-- MATERIAL TO PROCESS --
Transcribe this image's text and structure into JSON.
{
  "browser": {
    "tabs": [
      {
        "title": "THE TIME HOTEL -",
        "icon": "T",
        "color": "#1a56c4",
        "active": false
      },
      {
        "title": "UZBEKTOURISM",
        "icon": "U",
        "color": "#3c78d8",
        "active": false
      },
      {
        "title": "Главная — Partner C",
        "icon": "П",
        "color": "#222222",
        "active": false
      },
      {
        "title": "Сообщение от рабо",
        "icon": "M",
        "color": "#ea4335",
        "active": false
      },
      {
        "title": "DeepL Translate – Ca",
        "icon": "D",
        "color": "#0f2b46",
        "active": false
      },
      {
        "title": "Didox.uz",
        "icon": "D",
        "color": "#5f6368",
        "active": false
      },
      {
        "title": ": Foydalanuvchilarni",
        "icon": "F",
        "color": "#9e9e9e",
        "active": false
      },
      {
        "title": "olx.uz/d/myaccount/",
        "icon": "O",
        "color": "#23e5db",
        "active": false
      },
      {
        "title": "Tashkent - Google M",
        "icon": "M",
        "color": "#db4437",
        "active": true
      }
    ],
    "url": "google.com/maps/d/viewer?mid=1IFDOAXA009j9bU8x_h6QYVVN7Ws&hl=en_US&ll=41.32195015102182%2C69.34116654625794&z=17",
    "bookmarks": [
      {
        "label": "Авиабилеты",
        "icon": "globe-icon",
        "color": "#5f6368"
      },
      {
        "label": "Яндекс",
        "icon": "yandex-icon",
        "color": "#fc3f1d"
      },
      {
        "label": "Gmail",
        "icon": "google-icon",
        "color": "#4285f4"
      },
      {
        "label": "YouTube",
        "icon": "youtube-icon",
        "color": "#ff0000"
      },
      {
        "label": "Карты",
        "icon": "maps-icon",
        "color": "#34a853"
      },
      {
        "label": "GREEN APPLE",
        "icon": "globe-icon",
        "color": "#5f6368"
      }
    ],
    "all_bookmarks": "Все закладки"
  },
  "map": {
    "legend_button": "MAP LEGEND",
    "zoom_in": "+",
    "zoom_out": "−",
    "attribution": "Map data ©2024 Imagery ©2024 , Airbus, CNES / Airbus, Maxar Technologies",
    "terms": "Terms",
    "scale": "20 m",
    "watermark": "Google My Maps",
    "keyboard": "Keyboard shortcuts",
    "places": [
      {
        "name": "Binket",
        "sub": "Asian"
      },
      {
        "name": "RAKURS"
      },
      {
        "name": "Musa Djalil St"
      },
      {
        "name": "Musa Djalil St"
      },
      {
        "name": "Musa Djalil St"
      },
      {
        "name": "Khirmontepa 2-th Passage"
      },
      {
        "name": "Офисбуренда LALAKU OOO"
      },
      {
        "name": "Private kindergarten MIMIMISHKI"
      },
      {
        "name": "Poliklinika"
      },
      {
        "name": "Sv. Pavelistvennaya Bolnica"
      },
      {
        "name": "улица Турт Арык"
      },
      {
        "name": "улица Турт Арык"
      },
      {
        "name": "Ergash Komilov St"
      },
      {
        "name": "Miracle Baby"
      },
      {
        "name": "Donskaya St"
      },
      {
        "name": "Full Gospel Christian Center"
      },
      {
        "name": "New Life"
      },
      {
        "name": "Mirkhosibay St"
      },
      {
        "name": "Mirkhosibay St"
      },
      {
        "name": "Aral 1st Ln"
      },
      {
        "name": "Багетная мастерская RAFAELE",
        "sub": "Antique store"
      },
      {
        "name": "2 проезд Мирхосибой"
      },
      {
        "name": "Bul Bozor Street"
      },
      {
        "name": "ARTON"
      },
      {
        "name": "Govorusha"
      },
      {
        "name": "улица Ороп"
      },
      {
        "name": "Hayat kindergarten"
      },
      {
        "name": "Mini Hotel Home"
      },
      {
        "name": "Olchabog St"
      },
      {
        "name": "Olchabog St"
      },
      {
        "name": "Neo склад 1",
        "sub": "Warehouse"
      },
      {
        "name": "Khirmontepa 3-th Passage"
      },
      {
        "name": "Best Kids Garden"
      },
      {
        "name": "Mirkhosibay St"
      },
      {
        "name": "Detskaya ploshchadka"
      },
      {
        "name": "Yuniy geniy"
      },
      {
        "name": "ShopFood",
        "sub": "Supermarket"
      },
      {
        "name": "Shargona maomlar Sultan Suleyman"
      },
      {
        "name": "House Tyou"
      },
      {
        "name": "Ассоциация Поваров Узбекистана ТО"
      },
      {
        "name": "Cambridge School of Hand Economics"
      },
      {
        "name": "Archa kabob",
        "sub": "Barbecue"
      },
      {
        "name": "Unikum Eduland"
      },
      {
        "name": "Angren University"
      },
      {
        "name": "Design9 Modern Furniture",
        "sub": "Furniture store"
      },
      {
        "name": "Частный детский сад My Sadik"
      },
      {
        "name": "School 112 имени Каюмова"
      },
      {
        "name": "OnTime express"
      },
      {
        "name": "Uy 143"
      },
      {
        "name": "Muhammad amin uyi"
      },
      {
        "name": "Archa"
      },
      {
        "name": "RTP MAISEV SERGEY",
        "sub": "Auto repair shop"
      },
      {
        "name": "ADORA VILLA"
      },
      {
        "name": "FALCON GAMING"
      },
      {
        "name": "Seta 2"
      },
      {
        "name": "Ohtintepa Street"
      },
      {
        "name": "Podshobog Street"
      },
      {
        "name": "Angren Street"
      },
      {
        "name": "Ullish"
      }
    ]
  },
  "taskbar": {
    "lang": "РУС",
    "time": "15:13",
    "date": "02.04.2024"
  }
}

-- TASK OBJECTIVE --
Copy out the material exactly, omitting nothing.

-- RESPONSE BELOW --
Transcribe this image's text and structure into JSON.
{
  "browser": {
    "tabs": [
      {
        "title": "THE TIME HOTEL -",
        "icon": "T",
        "color": "#1a56c4",
        "active": false
      },
      {
        "title": "UZBEKTOURISM",
        "icon": "U",
        "color": "#3c78d8",
        "active": false
      },
      {
        "title": "Главная — Partner C",
        "icon": "П",
        "color": "#222222",
        "active": false
      },
      {
        "title": "Сообщение от рабо",
        "icon": "M",
        "color": "#ea4335",
        "active": false
      },
      {
        "title": "DeepL Translate – Ca",
        "icon": "D",
        "color": "#0f2b46",
        "active": false
      },
      {
        "title": "Didox.uz",
        "icon": "D",
        "color": "#5f6368",
        "active": false
      },
      {
        "title": ": Foydalanuvchilarni",
        "icon": "F",
        "color": "#9e9e9e",
        "active": false
      },
      {
        "title": "olx.uz/d/myaccount/",
        "icon": "O",
        "color": "#23e5db",
        "active": false
      },
      {
        "title": "Tashkent - Google M",
        "icon": "M",
        "color": "#db4437",
        "active": true
      }
    ],
    "url": "google.com/maps/d/viewer?mid=1IFDOAXA009j9bU8x_h6QYVVN7Ws&hl=en_US&ll=41.32195015102182%2C69.34116654625794&z=17",
    "bookmarks": [
      {
        "label": "Авиабилеты",
        "icon": "globe-icon",
        "color": "#5f6368"
      },
      {
        "label": "Яндекс",
        "icon": "yandex-icon",
        "color": "#fc3f1d"
      },
      {
        "label": "Gmail",
        "icon": "google-icon",
        "color": "#4285f4"
      },
      {
        "label": "YouTube",
        "icon": "youtube-icon",
        "color": "#ff0000"
      },
      {
        "label": "Карты",
        "icon": "maps-icon",
        "color": "#34a853"
      },
      {
        "label": "GREEN APPLE",
        "icon": "globe-icon",
        "color": "#5f6368"
      }
    ],
    "all_bookmarks": "Все закладки"
  },
  "map": {
    "legend_button": "MAP LEGEND",
    "zoom_in": "+",
    "zoom_out": "−",
    "attribution": "Map data ©2024 Imagery ©2024 , Airbus, CNES / Airbus, Maxar Technologies",
    "terms": "Terms",
    "scale": "20 m",
    "watermark": "Google My Maps",
    "keyboard": "Keyboard shortcuts",
    "places": [
      {
        "name": "Binket",
        "sub": "Asian"
      },
      {
        "name": "RAKURS"
      },
      {
        "name": "Musa Djalil St"
      },
      {
        "name": "Musa Djalil St"
      },
      {
        "name": "Musa Djalil St"
      },
      {
        "name": "Khirmontepa 2-th Passage"
      },
      {
        "name": "Офисбуренда LALAKU OOO"
      },
      {
        "name": "Private kindergarten MIMIMISHKI"
      },
      {
        "name": "Poliklinika"
      },
      {
        "name": "Sv. Pavelistvennaya Bolnica"
      },
      {
        "name": "улица Турт Арык"
      },
      {
        "name": "улица Турт Арык"
      },
      {
        "name": "Ergash Komilov St"
      },
      {
        "name": "Miracle Baby"
      },
      {
        "name": "Donskaya St"
      },
      {
        "name": "Full Gospel Christian Center"
      },
      {
        "name": "New Life"
      },
      {
        "name": "Mirkhosibay St"
      },
      {
        "name": "Mirkhosibay St"
      },
      {
        "name": "Aral 1st Ln"
      },
      {
        "name": "Багетная мастерская RAFAELE",
        "sub": "Antique store"
      },
      {
        "name": "2 проезд Мирхосибой"
      },
      {
        "name": "Bul Bozor Street"
      },
      {
        "name": "ARTON"
      },
      {
        "name": "Govorusha"
      },
      {
        "name": "улица Ороп"
      },
      {
        "name": "Hayat kindergarten"
      },
      {
        "name": "Mini Hotel Home"
      },
      {
        "name": "Olchabog St"
      },
      {
        "name": "Olchabog St"
      },
      {
        "name": "Neo склад 1",
        "sub": "Warehouse"
      },
      {
        "name": "Khirmontepa 3-th Passage"
      },
      {
        "name": "Best Kids Garden"
      },
      {
        "name": "Mirkhosibay St"
      },
      {
        "name": "Detskaya ploshchadka"
      },
      {
        "name": "Yuniy geniy"
      },
      {
        "name": "ShopFood",
        "sub": "Supermarket"
      },
      {
        "name": "Shargona maomlar Sultan Suleyman"
      },
      {
        "name": "House Tyou"
      },
      {
        "name": "Ассоциация Поваров Узбекистана ТО"
      },
      {
        "name": "Cambridge School of Hand Economics"
      },
      {
        "name": "Archa kabob",
        "sub": "Barbecue"
      },
      {
        "name": "Unikum Eduland"
      },
      {
        "name": "Angren University"
      },
      {
        "name": "Design9 Modern Furniture",
        "sub": "Furniture store"
      },
      {
        "name": "Частный детский сад My Sadik"
      },
      {
        "name": "School 112 имени Каюмова"
      },
      {
        "name": "OnTime express"
      },
      {
        "name": "Uy 143"
      },
      {
        "name": "Muhammad amin uyi"
      },
      {
        "name": "Archa"
      },
      {
        "name": "RTP MAISEV SERGEY",
        "sub": "Auto repair shop"
      },
      {
        "name": "ADORA VILLA"
      },
      {
        "name": "FALCON GAMING"
      },
      {
        "name": "Seta 2"
      },
      {
        "name": "Ohtintepa Street"
      },
      {
        "name": "Podshobog Street"
      },
      {
        "name": "Angren Street"
      },
      {
        "name": "Ullish"
      }
    ]
  },
  "taskbar": {
    "lang": "РУС",
    "time": "15:13",
    "date": "02.04.2024"
  }
}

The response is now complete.